Notable work(s) De la Filosofia de las Armas y de su Destreza y la Aggression y Defensa Cristiana (1569)

Jerónimo Sánchez de Carranza (Hieronimo de Carança; 1539-1600?) was a 16th century Spanish knight, philosopher, and fencing master. He seems to have been born in Seville, Spain in 1539;[1] his family was noble and he received education in fencing from a young age. As an adult he was named a knight, and later a Commander, of the Ordem do Hábito de Cristo ("the Order of the Habit of Christ"). He served as governor of Sanlucar de Barrameda on behalf of his patron Don Alonso Peréz de Guzmán el Bueno, Duke of Medina Sidonia, and from 1589 to 1594, as the royal governor of Honduras. Upon his return to Spain, he served as Head Master of Arms to the royal court until his death in 1600.[2]

In 1569, Carranza published a detailed fencing manual entitled De la Filosofia de las Armas y de su Destreza y la Aggression y Defensa Cristiana ("On the Philosophy of Arms and its Skill, and Christian Offense and Defense"). Amidst extensive philosophical musings, this manual presented a new system of rapier fencing based on science and geometry which he called la Verdadera Destreza ("The True Skill") in contrast to the esgrima vulgar ("vulgar fencing") taught by other masters.

Carranza is one of the most influential fencing masters in history. As the founder of the Verdadera Destreza, he was honored by later Diestros as El Primer Inventor de La Sciencia de Las Armas ("The First Inventor of the Science of Arms"); he was also immortalized in Spanish poetry and literature and his name became synonymous with skill in fencing. Carranza's treatise was reprinted several times over the following century and his successor, Luis Pacheco de Narváez, succeeded in virtually eliminating the other schools of Iberian fence in favor of Carranza's teachings.

Treatise

Additional Resources

References

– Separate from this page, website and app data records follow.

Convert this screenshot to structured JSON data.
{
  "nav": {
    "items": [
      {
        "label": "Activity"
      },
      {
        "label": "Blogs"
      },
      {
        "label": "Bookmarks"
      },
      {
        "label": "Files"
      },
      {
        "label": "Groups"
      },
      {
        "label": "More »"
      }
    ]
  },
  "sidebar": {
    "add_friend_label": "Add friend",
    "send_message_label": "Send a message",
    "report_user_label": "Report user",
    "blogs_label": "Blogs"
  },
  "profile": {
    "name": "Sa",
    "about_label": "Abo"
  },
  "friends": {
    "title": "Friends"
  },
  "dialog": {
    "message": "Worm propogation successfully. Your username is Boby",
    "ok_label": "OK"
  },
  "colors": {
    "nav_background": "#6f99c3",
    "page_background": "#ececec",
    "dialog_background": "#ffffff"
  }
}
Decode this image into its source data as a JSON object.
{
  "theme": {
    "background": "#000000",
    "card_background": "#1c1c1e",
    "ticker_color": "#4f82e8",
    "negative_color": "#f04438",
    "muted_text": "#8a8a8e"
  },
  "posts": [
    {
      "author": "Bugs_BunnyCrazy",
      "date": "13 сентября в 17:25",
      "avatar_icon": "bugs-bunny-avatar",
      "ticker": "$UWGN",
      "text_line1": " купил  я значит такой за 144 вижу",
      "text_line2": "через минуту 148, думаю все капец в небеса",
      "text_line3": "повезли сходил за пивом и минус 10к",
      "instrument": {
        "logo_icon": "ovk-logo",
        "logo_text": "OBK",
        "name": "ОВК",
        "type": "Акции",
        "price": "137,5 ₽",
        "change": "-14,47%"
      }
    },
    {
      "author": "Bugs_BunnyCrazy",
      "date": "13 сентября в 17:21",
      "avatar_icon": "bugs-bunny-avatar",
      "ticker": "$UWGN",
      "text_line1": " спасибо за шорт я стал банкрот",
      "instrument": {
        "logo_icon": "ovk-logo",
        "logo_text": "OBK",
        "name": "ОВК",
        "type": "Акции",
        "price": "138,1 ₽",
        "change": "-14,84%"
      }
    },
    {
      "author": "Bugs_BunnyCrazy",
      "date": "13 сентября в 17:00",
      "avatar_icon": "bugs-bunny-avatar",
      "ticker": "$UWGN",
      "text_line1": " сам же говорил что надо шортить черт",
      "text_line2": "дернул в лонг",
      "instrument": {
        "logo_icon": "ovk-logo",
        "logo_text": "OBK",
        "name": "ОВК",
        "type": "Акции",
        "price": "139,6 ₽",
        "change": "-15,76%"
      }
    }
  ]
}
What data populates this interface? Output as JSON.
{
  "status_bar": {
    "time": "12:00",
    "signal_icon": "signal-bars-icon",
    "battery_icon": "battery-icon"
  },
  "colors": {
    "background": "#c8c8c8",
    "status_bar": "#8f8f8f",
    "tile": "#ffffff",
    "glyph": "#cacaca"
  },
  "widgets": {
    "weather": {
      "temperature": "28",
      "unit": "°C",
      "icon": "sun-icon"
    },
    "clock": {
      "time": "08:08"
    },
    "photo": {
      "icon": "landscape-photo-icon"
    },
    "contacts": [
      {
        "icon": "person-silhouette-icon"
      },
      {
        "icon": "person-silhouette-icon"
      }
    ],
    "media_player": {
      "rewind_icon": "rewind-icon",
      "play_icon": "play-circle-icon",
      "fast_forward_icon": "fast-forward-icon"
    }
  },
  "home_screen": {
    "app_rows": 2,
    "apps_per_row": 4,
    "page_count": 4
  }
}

  1. Luis Pacheco de Narváez wrote that he was 30 when his treatise was published in 1569.
  2. Martínez, Ramón. Jeronimo de Carranza’s “Philosophy” of Arms. Martinez Academy of Arms. Retrieved 11 November 2011.